EXERCISE DIRECTIONS: Read through the material below and find each line that has the word "JSON"; copy it.
Start of Block
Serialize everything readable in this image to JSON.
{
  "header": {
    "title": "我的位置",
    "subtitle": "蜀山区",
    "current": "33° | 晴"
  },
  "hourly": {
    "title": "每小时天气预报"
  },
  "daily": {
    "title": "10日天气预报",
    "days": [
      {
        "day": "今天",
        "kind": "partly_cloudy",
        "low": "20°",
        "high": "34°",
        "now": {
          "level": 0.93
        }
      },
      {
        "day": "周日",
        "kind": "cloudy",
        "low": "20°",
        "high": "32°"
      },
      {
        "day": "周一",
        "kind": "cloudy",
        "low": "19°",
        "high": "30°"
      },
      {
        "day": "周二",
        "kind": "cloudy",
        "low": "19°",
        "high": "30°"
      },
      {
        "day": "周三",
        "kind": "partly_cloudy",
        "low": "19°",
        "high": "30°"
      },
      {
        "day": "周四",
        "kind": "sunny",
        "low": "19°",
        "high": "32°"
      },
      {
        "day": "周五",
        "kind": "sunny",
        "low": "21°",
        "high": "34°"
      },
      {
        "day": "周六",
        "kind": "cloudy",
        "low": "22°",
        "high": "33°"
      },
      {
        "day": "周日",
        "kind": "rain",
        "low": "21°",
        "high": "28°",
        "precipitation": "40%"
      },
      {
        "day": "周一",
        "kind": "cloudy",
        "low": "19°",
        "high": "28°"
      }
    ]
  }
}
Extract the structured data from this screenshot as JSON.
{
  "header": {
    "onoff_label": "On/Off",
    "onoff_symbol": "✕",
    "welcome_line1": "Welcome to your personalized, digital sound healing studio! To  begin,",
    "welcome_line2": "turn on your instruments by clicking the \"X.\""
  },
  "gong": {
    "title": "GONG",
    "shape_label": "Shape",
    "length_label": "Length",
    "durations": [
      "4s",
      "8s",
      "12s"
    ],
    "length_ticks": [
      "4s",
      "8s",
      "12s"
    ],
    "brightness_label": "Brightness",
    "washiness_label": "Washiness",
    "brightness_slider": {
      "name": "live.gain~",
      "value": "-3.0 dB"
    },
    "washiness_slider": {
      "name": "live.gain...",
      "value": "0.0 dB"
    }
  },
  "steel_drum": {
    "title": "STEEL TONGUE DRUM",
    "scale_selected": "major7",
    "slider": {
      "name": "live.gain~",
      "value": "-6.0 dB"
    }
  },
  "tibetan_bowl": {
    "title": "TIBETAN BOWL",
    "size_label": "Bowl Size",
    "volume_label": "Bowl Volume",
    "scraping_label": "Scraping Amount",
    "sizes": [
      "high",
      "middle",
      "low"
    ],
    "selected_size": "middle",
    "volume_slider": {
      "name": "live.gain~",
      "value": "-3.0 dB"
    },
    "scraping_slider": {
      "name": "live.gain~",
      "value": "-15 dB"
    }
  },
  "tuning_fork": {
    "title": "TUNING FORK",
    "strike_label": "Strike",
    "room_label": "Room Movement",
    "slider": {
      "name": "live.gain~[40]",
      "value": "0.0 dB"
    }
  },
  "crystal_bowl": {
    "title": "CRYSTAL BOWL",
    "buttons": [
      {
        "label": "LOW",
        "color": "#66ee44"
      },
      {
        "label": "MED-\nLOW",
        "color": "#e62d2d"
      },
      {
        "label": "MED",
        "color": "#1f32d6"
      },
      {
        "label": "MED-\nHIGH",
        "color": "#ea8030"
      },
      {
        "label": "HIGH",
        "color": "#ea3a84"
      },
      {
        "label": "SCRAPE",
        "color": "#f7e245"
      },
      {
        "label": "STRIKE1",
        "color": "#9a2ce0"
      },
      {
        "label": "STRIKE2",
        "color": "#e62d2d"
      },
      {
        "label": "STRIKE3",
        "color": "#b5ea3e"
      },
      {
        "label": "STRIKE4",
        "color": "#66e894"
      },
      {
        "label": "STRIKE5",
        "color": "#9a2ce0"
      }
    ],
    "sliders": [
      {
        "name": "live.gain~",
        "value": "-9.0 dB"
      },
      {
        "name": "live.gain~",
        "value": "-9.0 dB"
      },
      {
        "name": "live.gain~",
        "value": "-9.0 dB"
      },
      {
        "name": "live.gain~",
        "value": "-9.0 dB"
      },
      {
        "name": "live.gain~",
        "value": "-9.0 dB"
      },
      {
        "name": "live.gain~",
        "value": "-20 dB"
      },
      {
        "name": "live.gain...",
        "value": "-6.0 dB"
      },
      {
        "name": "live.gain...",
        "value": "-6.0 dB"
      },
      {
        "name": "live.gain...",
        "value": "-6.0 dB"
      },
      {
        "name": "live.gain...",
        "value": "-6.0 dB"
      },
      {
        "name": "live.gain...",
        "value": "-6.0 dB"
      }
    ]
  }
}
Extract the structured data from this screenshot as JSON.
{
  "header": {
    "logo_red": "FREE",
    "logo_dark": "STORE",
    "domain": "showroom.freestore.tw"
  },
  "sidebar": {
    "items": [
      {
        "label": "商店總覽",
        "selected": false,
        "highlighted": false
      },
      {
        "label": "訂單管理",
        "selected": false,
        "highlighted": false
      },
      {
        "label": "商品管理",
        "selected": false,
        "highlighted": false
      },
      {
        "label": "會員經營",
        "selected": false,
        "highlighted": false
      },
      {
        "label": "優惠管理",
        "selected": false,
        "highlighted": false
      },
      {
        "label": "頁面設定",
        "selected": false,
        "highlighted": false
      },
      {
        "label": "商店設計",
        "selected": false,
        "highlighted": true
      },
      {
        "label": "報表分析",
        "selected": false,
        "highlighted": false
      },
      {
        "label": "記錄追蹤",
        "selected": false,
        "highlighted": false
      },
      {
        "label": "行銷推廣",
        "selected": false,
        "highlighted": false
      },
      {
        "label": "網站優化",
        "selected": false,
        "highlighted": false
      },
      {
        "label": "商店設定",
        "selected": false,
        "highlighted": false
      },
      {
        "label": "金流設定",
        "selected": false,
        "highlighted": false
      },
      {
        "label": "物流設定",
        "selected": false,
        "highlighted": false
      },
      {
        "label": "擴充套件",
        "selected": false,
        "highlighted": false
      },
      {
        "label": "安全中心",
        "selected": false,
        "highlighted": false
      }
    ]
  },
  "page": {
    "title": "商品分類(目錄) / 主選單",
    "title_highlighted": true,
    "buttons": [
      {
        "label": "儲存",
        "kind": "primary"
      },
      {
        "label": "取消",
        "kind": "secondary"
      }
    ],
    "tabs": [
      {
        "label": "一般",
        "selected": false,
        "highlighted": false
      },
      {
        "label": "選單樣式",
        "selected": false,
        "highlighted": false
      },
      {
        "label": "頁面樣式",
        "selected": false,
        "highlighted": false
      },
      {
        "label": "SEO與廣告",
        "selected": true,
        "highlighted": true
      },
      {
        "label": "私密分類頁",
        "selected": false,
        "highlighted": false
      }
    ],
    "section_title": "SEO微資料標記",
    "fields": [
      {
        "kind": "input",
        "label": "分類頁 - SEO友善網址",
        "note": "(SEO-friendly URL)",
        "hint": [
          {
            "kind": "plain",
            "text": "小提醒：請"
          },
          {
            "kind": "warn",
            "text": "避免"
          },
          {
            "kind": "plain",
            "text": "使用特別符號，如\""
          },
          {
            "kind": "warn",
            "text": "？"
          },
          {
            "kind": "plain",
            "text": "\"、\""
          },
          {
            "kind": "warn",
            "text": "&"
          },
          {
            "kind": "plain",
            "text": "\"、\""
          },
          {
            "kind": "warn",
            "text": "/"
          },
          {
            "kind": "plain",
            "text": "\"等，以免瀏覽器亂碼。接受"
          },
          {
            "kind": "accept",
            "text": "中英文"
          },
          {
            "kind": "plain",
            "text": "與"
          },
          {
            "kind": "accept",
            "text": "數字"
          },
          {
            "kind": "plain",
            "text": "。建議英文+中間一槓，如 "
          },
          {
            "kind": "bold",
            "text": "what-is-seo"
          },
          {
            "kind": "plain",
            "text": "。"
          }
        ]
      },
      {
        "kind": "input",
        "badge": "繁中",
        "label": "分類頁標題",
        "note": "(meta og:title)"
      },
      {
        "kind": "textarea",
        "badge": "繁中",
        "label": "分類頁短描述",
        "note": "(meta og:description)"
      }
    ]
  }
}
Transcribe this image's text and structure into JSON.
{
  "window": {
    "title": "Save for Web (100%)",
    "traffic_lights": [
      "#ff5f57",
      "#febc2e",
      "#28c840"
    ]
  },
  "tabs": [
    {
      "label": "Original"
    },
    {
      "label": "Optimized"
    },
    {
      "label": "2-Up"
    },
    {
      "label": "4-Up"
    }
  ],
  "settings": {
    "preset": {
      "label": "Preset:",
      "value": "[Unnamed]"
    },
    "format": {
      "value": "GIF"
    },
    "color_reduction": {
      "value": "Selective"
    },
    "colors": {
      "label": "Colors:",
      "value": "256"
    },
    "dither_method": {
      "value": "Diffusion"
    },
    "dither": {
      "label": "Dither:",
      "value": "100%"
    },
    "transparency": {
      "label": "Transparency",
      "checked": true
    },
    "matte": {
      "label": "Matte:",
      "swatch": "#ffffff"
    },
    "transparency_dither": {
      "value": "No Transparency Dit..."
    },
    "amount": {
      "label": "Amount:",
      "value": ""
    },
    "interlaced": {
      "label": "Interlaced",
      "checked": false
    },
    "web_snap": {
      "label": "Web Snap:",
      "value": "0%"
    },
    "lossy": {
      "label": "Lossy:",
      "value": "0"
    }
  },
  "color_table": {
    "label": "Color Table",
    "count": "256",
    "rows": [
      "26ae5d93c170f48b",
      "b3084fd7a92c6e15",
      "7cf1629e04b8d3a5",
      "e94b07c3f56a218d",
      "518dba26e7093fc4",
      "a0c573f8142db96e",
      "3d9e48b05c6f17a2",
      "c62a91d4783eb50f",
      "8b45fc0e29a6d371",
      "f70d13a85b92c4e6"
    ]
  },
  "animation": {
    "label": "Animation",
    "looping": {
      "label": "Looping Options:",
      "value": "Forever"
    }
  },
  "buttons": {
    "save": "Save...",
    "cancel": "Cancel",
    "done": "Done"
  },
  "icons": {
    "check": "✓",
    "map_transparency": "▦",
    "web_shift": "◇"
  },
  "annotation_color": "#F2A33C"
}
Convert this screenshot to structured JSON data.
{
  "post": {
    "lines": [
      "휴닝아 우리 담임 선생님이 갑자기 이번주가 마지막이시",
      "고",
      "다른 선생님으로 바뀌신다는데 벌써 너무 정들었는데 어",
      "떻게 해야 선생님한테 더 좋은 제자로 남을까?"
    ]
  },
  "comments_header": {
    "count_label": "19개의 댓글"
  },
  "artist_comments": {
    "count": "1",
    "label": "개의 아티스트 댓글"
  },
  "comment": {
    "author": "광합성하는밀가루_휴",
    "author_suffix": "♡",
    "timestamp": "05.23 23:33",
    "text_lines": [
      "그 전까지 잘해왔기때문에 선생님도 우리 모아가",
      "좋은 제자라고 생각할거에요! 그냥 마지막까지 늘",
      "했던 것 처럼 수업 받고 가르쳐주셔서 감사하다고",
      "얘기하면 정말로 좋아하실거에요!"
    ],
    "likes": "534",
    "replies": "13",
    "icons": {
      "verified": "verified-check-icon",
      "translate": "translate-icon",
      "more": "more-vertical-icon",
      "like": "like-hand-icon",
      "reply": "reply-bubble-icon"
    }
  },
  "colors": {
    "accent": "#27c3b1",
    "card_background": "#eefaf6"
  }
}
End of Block
RESULT:
Serialize everything readable in this image to JSON.
Extract the structured data from this screenshot as JSON.
Extract the structured data from this screenshot as JSON.
Transcribe this image's text and structure into JSON.
Convert this screenshot to structured JSON data.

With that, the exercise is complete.